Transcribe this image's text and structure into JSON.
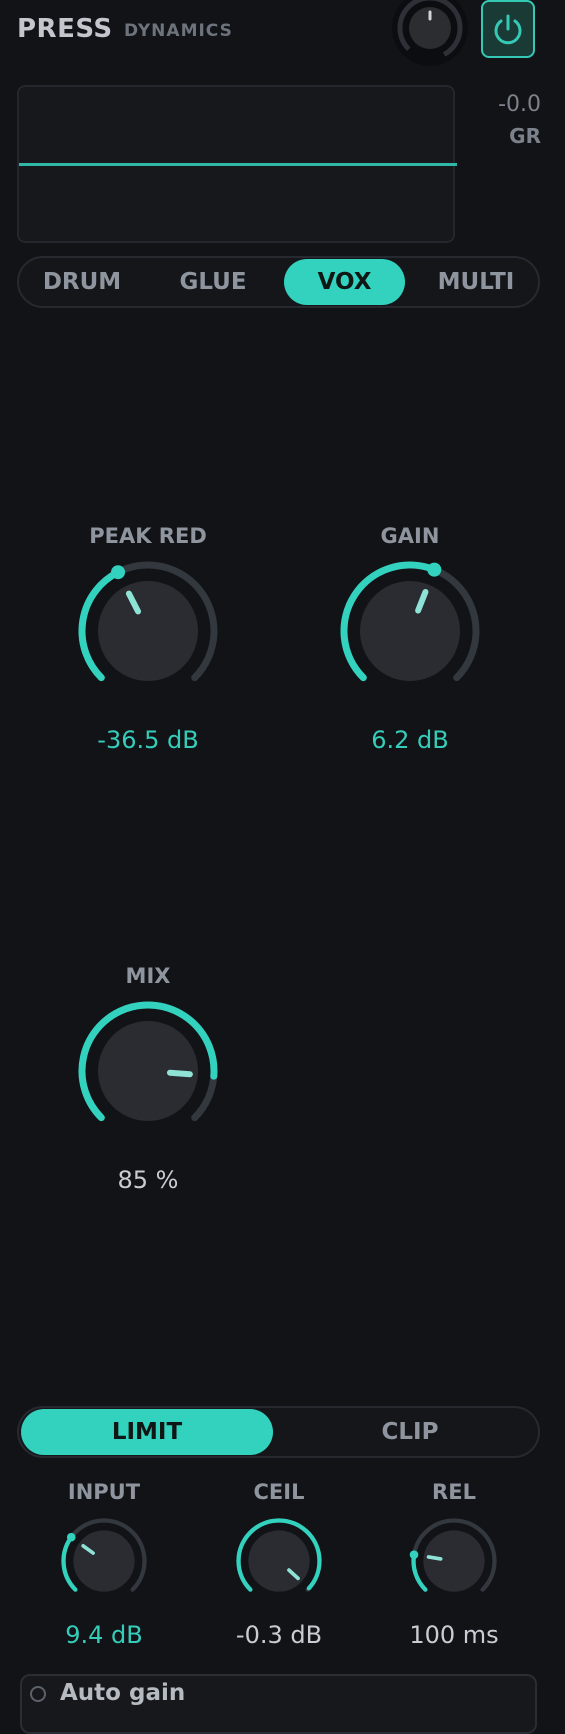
{
  "header": {
    "title": "PRESS",
    "subtitle": "DYNAMICS"
  },
  "meter": {
    "gr_value": "-0.0",
    "gr_label": "GR"
  },
  "modes": {
    "items": [
      "DRUM",
      "GLUE",
      "VOX",
      "MULTI"
    ],
    "active": "VOX"
  },
  "knobs": {
    "peak_red": {
      "label": "PEAK RED",
      "value": "-36.5 dB",
      "level": 0.4
    },
    "gain": {
      "label": "GAIN",
      "value": "6.2 dB",
      "level": 0.58
    },
    "mix": {
      "label": "MIX",
      "value": "85 %",
      "level": 0.85
    }
  },
  "limiter": {
    "tabs": [
      "LIMIT",
      "CLIP"
    ],
    "active": "LIMIT",
    "input": {
      "label": "INPUT",
      "value": "9.4 dB",
      "level": 0.3
    },
    "ceil": {
      "label": "CEIL",
      "value": "-0.3 dB",
      "level": 0.99
    },
    "rel": {
      "label": "REL",
      "value": "100 ms",
      "level": 0.2
    }
  },
  "auto_gain": {
    "label": "Auto gain"
  },
  "colors": {
    "accent": "#32d2bf",
    "background": "#111317",
    "muted": "#8f959e"
  }
}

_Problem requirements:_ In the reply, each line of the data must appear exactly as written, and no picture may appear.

_Written answer:_
Transcribe this image's text and structure into JSON.
{
  "header": {
    "title": "PRESS",
    "subtitle": "DYNAMICS"
  },
  "meter": {
    "gr_value": "-0.0",
    "gr_label": "GR"
  },
  "modes": {
    "items": [
      "DRUM",
      "GLUE",
      "VOX",
      "MULTI"
    ],
    "active": "VOX"
  },
  "knobs": {
    "peak_red": {
      "label": "PEAK RED",
      "value": "-36.5 dB",
      "level": 0.4
    },
    "gain": {
      "label": "GAIN",
      "value": "6.2 dB",
      "level": 0.58
    },
    "mix": {
      "label": "MIX",
      "value": "85 %",
      "level": 0.85
    }
  },
  "limiter": {
    "tabs": [
      "LIMIT",
      "CLIP"
    ],
    "active": "LIMIT",
    "input": {
      "label": "INPUT",
      "value": "9.4 dB",
      "level": 0.3
    },
    "ceil": {
      "label": "CEIL",
      "value": "-0.3 dB",
      "level": 0.99
    },
    "rel": {
      "label": "REL",
      "value": "100 ms",
      "level": 0.2
    }
  },
  "auto_gain": {
    "label": "Auto gain"
  },
  "colors": {
    "accent": "#32d2bf",
    "background": "#111317",
    "muted": "#8f959e"
  }
}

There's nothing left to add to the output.